My other bargain eBay purchase was a brand new upgraded toe-link kit. This is something I've been meaning to do for ages, but keep getting distracted by vital upgrades such as steering wheels... Secured for £200, a healthy saving over retail, it was back down the A3 to Steff at Analogue Automotive to get them fitted. What I only found out when the old ones came off, was that Lotus's recall had never been carried out on my car, increasing the chances of, what could have been, a pretty significant failure.
Finally, I've learned that for all the construction similarities with a canoe, an Elise doesn't float. When you unintentionally drive into deep water (because it's dark and you've got a queue of traffic behind you), what actually happens is that a bow wave breaks over the bonnet, the aluminium tub becomes a paddling pool and enough steam comes off the radiator makes it look like you've driven into a Turkish bath. Astonishingly, everything still works though. Even the heater.
Car: 1998 Lotus Elise Sport 135
Run by: Danny Milner
Bought: October 2010
Purchase price: £9,500
This month at a glance: Kept it on the black stuff at Goodwood, submerged it on the way home from fixing the heater.
For speed add lightness, to wallet in this case
Suspension fettling brings results, just in time for the alternator to go pop
Scottish road trip answers 'should I sell?' dilemma
Is it time for the Elise to go?
A cry of alarm from the Lotus - just drive me!

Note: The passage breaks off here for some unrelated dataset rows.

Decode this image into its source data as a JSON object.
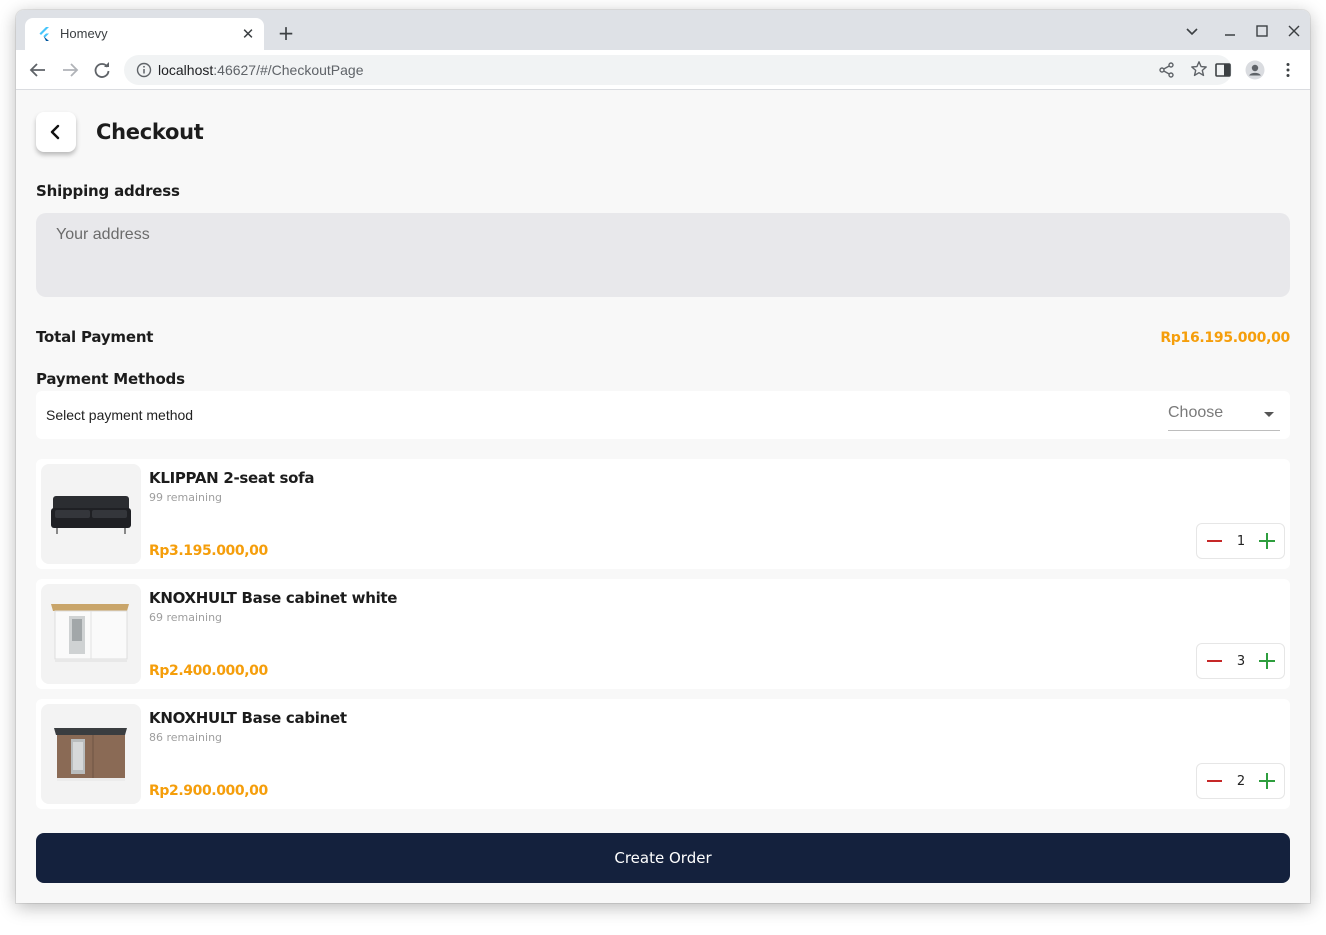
{
  "browser": {
    "tab_title": "Homevy",
    "url_host": "localhost",
    "url_rest": ":46627/#/CheckoutPage",
    "new_tab_symbol": "+",
    "close_symbol": "✕"
  },
  "header": {
    "title": "Checkout"
  },
  "shipping": {
    "label": "Shipping address",
    "placeholder": "Your address",
    "value": ""
  },
  "total": {
    "label": "Total Payment",
    "value": "Rp16.195.000,00"
  },
  "payment": {
    "section_label": "Payment Methods",
    "field_label": "Select payment method",
    "selected": "Choose"
  },
  "items": [
    {
      "name": "KLIPPAN 2-seat sofa",
      "remaining": "99 remaining",
      "price": "Rp3.195.000,00",
      "qty": "1",
      "image": "sofa-image"
    },
    {
      "name": "KNOXHULT Base cabinet white",
      "remaining": "69 remaining",
      "price": "Rp2.400.000,00",
      "qty": "3",
      "image": "white-cabinet-image"
    },
    {
      "name": "KNOXHULT Base cabinet",
      "remaining": "86 remaining",
      "price": "Rp2.900.000,00",
      "qty": "2",
      "image": "wood-cabinet-image"
    }
  ],
  "actions": {
    "create_order": "Create Order"
  },
  "colors": {
    "accent_price": "#f59e0b",
    "primary_button": "#14213d",
    "minus": "#c62828",
    "plus": "#2e9e3e"
  }
}
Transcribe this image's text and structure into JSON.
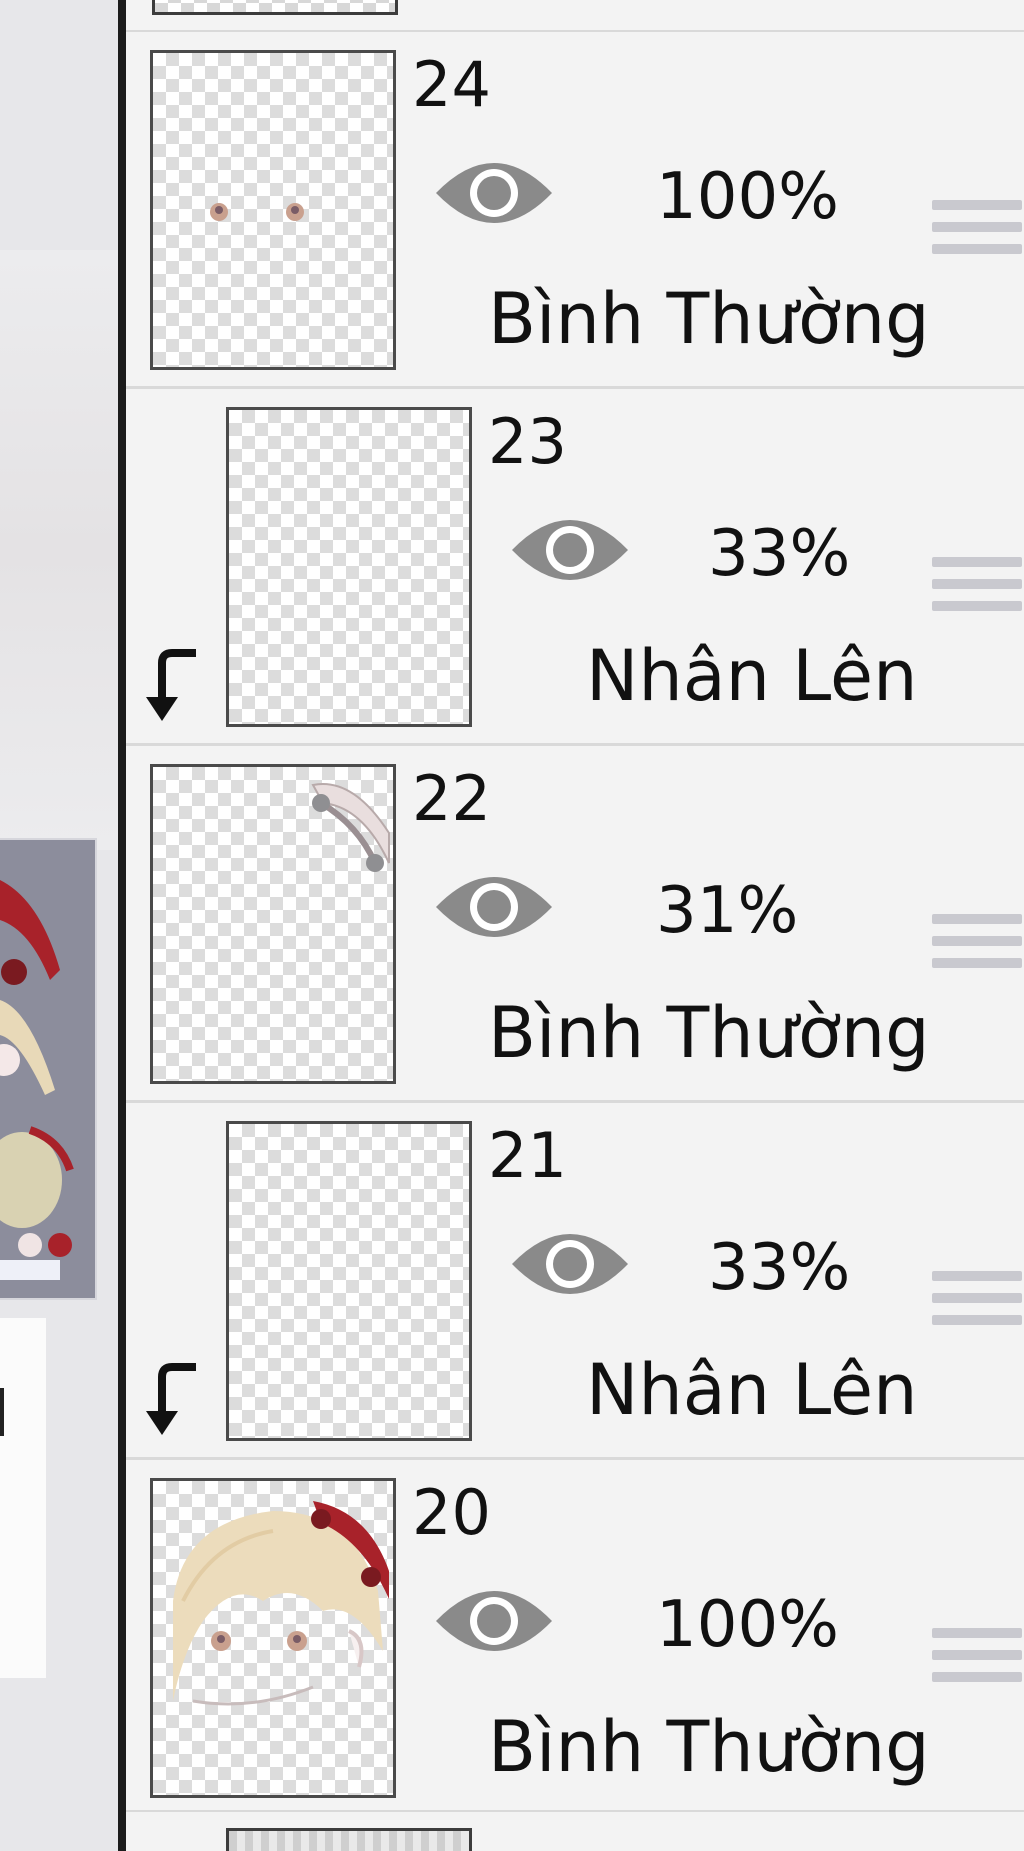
{
  "layers": [
    {
      "number": "24",
      "opacity": "100%",
      "blend": "Bình Thường",
      "clipped": false,
      "visible": true
    },
    {
      "number": "23",
      "opacity": "33%",
      "blend": "Nhân Lên",
      "clipped": true,
      "visible": true
    },
    {
      "number": "22",
      "opacity": "31%",
      "blend": "Bình Thường",
      "clipped": false,
      "visible": true
    },
    {
      "number": "21",
      "opacity": "33%",
      "blend": "Nhân Lên",
      "clipped": true,
      "visible": true
    },
    {
      "number": "20",
      "opacity": "100%",
      "blend": "Bình Thường",
      "clipped": false,
      "visible": true
    }
  ],
  "colors": {
    "panel_bg": "#f3f3f3",
    "eye": "#8a8a8a",
    "handle": "#c9c9cf",
    "thumb_border": "#4a4a4a",
    "canvas_preview": "#8c8d9c",
    "accent_red": "#a8222a"
  },
  "icons": {
    "visibility": "eye-icon",
    "reorder": "drag-handle-icon",
    "clipping": "clipping-arrow-icon"
  }
}
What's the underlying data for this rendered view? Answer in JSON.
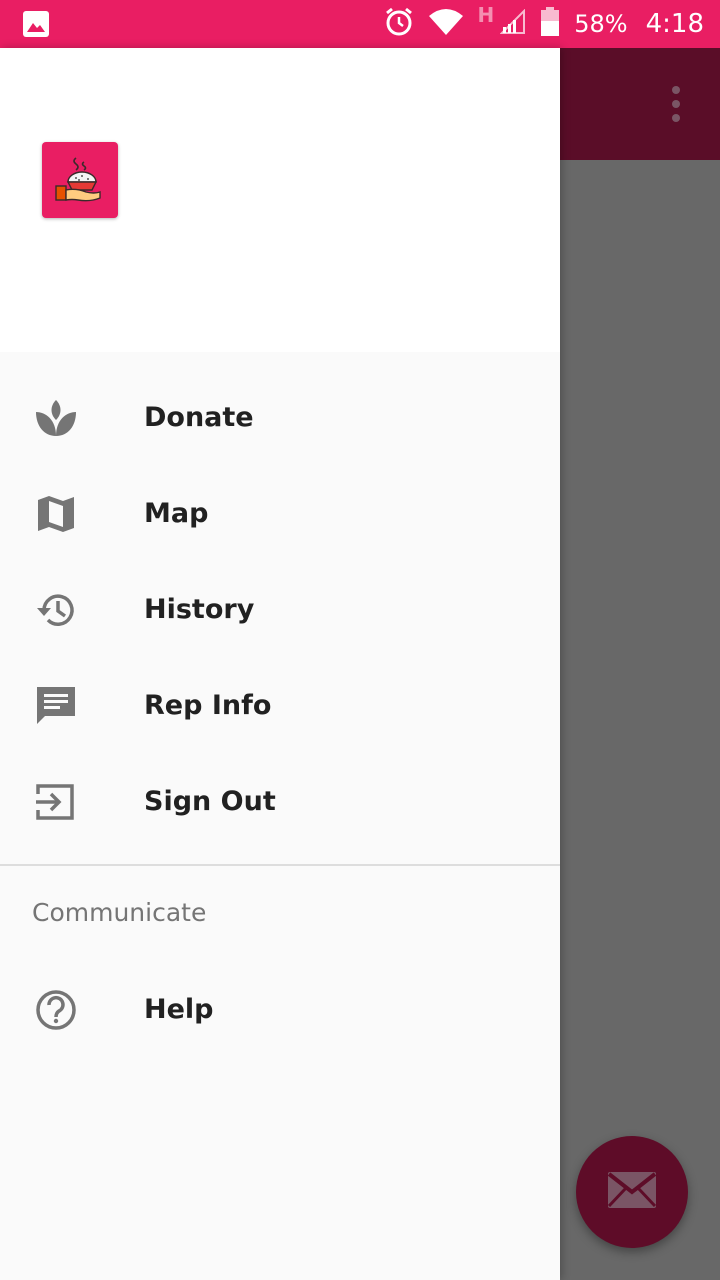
{
  "status_bar": {
    "network_letter": "H",
    "battery": "58%",
    "time": "4:18"
  },
  "drawer": {
    "menu": [
      {
        "label": "Donate",
        "icon": "spa-leaf-icon"
      },
      {
        "label": "Map",
        "icon": "map-icon"
      },
      {
        "label": "History",
        "icon": "history-icon"
      },
      {
        "label": "Rep Info",
        "icon": "message-icon"
      },
      {
        "label": "Sign Out",
        "icon": "exit-icon"
      }
    ],
    "section_title": "Communicate",
    "section_items": [
      {
        "label": "Help",
        "icon": "help-circle-icon"
      }
    ]
  },
  "colors": {
    "status_bar": "#e91e63",
    "toolbar_dimmed": "#5a0d28",
    "fab_dimmed": "#5e0c28",
    "icon_gray": "#757575"
  }
}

To Goodwood in the Elise
Why is the Elise slower on its new suspension then?
Nitron suspension upgrade for Danny's Elise